This review has raised the question, how important are beliefs for providing a basis for social systems including the health system and how important are they to the individual?

There are also other influences involved in explaining health and illness which need to be addressed, such as political, economic and institutional influences, which cannot be separated from this issue. Monckton (1997 pp 3) supports this by stating, "...there is no single, 'correct' way of looking at medicine, illness or disease."

REFERENCES

Aggleton, P. (1990) Society Now - Health. London. Routledge. pp. 15.

Carroll, R. (2001) the placebo effect. Available from: http://skepdic.com/placebo.html

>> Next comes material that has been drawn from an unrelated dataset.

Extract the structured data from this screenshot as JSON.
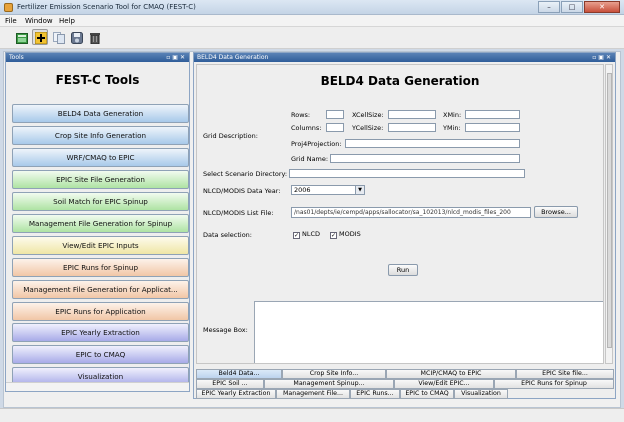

Furnham, A. et al (1999) Beliefs about health and illness in three countries: Britain, South Africa and Uganda. Psychology, Health and Medicine 4. (2) Available from: http://alidoro.catchword.com/v1=4906277/cl=8/nw=1/rpsv/13548506[19990507]4:2L.189;1pp. 190.

Hopwood, A. (1997) The social construction of illness and its implications for complementary and alternative medicine. In: Complementary Therapies in Medicine. 5 London. Pearson Professional Ltd. pp. 153, 154, 155.

Monckton, J. (1997) The Task of Medicine. Available from: http://www.rccm.org.uk/costtask.htm. pp. 2, 3.

Radley, A. (1994) Making Sense of Illness - the social psychology of health and disease. London. SAGE publications. pp. 96, 97.

Rogers, W. (1991) Exploring Health and illness - An Exploration of Diversity. Hertfordshire. Harvester Wheatsheaf. pp. 196.